Website and app data records:

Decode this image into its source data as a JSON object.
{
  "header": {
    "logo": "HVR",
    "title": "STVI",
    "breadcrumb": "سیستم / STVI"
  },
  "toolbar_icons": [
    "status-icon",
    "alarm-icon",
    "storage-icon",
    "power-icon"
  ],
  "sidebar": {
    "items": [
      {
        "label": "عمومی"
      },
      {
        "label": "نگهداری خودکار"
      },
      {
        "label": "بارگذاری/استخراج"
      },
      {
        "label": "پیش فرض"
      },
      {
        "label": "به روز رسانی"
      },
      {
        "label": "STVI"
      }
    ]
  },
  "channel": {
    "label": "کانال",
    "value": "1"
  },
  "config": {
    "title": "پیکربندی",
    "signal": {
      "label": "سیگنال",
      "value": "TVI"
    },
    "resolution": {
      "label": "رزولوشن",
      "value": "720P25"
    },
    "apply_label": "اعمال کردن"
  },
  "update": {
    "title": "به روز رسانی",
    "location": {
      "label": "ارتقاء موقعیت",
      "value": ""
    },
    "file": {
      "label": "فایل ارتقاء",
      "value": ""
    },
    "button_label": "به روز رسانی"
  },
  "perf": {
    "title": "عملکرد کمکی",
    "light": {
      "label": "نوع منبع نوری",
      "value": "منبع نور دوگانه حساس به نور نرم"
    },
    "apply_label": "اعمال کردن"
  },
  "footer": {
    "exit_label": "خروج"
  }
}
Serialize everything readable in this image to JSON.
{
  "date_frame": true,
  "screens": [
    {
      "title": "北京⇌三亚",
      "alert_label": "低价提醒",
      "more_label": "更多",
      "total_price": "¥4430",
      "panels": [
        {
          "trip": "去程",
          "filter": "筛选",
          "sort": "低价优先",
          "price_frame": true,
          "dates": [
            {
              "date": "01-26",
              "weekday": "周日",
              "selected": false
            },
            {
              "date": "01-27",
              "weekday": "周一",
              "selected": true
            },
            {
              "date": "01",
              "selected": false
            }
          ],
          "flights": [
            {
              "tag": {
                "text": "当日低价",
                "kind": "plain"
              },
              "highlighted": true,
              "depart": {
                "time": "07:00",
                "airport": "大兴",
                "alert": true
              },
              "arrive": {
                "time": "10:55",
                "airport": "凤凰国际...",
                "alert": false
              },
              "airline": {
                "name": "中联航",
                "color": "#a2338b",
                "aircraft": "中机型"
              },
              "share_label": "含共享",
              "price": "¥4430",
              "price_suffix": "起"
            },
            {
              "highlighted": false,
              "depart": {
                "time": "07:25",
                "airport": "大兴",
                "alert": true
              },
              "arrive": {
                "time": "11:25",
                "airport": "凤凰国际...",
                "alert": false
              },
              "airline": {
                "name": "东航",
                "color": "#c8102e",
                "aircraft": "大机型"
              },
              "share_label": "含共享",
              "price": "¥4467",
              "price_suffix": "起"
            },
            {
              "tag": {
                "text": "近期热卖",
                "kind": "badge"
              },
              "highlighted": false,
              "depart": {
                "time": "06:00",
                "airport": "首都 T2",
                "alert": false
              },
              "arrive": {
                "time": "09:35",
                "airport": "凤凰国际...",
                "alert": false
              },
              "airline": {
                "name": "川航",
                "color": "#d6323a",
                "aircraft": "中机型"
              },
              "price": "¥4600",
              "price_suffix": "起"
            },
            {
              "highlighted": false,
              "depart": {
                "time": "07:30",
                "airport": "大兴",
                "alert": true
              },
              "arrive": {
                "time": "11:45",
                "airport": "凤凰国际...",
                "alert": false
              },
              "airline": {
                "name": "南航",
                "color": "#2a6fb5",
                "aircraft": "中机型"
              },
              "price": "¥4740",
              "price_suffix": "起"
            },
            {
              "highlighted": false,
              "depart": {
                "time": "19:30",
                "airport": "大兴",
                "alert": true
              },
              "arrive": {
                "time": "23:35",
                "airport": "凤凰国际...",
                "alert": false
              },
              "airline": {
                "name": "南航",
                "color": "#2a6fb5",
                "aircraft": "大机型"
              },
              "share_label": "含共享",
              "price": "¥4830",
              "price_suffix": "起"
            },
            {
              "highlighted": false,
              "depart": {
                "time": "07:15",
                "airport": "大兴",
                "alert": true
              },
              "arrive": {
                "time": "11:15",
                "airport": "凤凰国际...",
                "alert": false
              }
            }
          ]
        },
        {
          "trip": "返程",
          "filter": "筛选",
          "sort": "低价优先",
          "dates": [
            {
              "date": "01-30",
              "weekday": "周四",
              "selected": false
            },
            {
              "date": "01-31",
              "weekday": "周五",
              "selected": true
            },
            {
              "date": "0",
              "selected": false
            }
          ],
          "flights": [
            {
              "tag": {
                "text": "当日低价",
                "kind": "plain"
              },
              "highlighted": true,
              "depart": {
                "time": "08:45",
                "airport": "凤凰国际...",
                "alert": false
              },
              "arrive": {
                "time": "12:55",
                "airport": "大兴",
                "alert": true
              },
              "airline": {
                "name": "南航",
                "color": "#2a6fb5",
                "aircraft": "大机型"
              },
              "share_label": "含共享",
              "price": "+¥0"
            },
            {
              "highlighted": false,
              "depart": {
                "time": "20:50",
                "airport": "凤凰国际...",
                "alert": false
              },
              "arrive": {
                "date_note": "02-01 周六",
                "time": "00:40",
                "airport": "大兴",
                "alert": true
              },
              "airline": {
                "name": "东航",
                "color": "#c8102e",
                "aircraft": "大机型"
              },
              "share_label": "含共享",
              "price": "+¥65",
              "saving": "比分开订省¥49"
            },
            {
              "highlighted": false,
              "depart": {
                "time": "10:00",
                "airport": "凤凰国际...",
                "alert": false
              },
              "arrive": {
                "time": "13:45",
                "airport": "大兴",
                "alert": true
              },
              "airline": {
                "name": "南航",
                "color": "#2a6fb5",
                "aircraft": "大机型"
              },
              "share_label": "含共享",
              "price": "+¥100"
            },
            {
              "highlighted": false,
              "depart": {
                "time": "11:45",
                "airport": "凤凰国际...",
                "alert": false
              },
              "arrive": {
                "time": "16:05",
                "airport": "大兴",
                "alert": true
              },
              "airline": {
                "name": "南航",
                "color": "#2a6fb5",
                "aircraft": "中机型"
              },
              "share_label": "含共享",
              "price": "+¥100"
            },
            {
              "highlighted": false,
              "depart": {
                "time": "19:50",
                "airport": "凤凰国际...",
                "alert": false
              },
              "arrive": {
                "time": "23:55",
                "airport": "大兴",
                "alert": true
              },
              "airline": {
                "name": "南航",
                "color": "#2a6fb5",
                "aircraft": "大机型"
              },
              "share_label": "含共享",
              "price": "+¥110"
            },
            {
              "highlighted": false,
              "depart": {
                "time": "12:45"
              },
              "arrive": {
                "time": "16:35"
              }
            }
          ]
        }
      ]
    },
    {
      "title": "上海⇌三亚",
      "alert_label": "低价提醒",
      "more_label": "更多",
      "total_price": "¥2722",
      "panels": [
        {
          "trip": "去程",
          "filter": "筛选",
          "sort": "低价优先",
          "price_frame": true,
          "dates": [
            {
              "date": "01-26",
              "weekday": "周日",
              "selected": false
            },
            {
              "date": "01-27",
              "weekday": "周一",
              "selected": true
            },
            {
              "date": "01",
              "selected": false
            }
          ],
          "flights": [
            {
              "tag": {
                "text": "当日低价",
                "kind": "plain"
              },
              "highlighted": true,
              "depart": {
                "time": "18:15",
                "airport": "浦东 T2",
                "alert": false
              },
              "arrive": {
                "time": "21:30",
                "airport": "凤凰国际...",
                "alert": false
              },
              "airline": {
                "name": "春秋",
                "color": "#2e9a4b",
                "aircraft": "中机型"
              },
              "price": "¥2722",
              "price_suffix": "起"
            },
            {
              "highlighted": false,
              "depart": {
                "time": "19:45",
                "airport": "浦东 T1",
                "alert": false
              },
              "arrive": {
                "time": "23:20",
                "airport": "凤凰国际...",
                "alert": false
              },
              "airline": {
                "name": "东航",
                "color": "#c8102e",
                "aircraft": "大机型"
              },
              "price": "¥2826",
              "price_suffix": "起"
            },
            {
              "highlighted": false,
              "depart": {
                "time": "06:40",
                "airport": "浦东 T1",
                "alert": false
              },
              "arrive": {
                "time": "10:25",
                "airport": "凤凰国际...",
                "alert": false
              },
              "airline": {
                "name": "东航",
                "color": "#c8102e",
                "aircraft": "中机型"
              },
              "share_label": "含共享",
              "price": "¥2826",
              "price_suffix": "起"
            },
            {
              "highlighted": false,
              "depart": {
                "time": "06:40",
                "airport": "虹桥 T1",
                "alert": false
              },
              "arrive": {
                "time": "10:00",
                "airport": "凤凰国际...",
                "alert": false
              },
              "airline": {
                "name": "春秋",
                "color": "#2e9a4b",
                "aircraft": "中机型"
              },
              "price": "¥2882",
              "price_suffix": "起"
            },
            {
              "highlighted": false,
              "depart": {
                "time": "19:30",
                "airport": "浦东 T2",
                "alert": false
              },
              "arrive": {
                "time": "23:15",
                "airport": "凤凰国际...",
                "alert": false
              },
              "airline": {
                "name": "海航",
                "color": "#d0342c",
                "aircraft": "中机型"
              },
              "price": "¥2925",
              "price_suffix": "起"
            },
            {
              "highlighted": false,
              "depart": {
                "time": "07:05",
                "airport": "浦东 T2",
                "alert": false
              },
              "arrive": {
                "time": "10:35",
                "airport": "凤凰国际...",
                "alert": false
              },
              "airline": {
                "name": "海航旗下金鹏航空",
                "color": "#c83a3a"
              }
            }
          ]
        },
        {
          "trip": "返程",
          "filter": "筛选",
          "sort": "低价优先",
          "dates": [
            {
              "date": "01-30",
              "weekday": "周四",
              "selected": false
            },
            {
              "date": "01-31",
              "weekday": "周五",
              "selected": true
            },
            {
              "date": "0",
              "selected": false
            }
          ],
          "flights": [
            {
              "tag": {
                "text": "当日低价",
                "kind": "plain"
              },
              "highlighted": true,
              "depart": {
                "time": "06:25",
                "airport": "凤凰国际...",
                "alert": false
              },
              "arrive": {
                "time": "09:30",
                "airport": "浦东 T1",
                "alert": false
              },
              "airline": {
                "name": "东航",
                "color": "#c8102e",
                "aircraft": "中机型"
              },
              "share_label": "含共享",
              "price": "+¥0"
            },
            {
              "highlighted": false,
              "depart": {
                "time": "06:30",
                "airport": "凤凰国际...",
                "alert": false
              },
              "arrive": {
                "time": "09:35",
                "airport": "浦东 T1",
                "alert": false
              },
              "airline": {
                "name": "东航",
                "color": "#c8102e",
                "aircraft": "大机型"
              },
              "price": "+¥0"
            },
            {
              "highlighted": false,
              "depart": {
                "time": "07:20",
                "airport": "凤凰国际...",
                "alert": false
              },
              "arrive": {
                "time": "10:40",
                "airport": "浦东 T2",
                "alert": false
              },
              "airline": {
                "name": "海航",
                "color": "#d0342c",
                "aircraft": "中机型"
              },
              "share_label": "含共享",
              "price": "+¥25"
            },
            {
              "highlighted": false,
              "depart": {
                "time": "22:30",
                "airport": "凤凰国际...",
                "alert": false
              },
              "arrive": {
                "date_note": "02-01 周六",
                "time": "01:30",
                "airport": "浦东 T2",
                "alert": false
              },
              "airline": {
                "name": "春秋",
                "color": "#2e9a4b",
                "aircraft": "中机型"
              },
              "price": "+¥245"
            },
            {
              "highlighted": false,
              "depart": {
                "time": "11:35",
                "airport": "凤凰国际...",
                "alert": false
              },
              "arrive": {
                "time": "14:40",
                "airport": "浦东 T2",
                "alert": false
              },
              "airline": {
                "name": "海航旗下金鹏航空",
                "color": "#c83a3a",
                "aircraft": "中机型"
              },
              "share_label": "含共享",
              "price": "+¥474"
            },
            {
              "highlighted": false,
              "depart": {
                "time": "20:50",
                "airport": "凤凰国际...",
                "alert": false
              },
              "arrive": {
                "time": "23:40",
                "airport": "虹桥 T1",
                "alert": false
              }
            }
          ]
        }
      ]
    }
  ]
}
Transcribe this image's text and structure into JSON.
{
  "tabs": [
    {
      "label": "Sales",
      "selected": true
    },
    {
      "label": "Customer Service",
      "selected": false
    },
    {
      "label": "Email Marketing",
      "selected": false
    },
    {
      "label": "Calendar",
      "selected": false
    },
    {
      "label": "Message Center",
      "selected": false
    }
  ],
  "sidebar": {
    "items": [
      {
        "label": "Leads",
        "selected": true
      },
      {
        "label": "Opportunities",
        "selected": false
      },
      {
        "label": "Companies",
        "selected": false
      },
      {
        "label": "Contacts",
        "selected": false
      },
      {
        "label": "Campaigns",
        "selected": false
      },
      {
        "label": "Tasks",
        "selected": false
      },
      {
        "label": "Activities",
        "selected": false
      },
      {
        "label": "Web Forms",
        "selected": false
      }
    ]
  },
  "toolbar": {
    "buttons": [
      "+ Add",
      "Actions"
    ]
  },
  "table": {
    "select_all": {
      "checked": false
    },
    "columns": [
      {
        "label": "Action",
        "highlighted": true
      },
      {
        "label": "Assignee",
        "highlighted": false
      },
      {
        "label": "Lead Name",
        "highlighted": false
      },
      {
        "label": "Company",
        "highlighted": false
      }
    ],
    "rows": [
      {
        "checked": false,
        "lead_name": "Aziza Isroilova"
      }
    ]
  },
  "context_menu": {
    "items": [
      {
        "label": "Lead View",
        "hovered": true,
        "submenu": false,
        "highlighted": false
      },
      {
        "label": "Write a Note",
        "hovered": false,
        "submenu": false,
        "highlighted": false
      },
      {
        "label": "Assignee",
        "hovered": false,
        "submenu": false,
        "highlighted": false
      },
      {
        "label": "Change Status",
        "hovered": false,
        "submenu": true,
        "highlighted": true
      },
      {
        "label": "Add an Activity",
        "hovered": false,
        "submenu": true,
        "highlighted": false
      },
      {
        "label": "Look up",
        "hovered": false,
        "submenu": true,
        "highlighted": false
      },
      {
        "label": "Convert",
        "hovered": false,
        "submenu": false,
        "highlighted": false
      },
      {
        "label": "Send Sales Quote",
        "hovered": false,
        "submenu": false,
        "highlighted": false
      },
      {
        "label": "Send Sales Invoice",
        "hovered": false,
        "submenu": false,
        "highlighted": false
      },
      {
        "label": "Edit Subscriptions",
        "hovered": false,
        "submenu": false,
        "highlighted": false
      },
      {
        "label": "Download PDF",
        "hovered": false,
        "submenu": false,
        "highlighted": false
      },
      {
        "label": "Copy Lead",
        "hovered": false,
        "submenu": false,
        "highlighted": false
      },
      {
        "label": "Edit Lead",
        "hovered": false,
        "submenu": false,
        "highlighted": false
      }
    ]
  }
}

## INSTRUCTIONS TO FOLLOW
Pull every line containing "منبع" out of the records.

## RESPONSE
      "label": "نوع منبع نوری",
      "value": "منبع نور دوگانه حساس به نور نرم"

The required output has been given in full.